A and B) Box plots showing the distributions of MRI-measured gradient (ΔP MRI ) (A) and average helix grade (B) in the study cohort. In these plots, the correlation of diagnosis with increasing gradient and helix grade is clearly displayed. C) Box plot demonstrating the distribution of ΔPMRIat each level of helix grade for the entire cohort. Again, a clear trend of increasing helix grade with increasing gradient is observed. Significant differences between groups (p < 0.05) are demonstrated by brackets below boxes.


Our results demonstrate that AAo flow derangement assessed using 4D flow MRI is more severe in obstructive HCM than non-obstructive HCM, and is strongly correlated with LVOT pressure gradient. This finding suggests that flow derangement is a unique marker of disease severity in this population. Further studies are required to evaluate how helical flow correlates with patient symptoms and outcomes in HCM.


NIH NCI 5R25CA132822-04, NIH NHLBI R01HL115828; AHA13SDG14360004.

Author information



Corresponding author

Correspondence to Bradley D Allen.

Rights and permissions

This article is published under license to BioMed Central Ltd. This is an Open Access article distributed under the terms of the Creative Commons Attribution License (, which permits unrestricted use, distribution, and reproduction in any medium, provided the original work is properly cited. The Creative Commons Public Domain Dedication waiver ( applies to the data made available in this article, unless otherwise stated.

Reprints and Permissions

About this article

Cite this article

Allen, B.D., Choudhury, L., Barker, A.J. et al. Ascending aorta flow derangement is a marker of outflow obstruction in hypertrophic cardiomyopathy.

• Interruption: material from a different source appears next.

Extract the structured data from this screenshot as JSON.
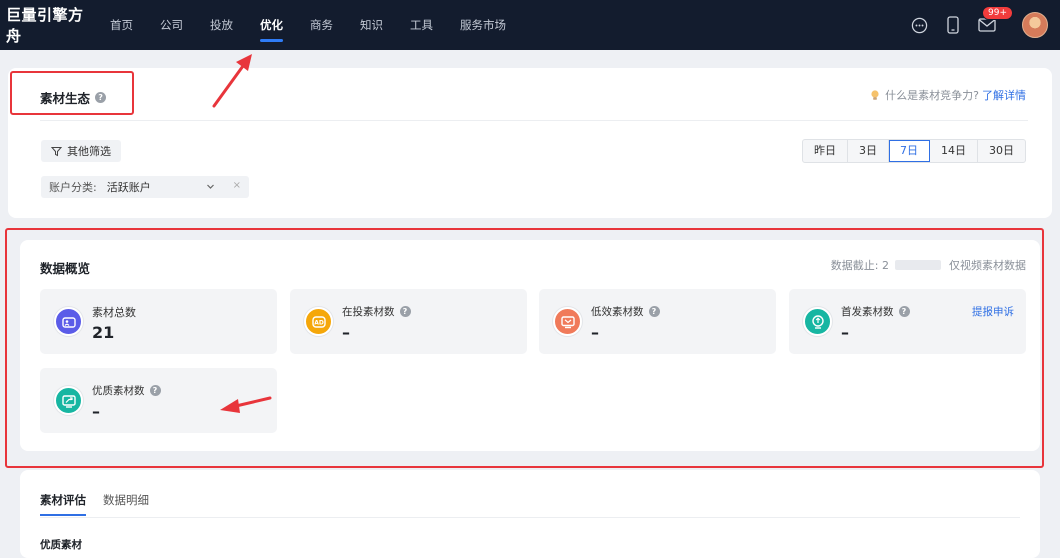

J Cardiovasc Magn Reson 16, P293 (2014).

Download citation


  • Hypertrophic Cardiomyopathy
  • Left Ventricular Outflow Tract
  • Helical Flow
  • Systolic Blood Flow
  • Flow Derangement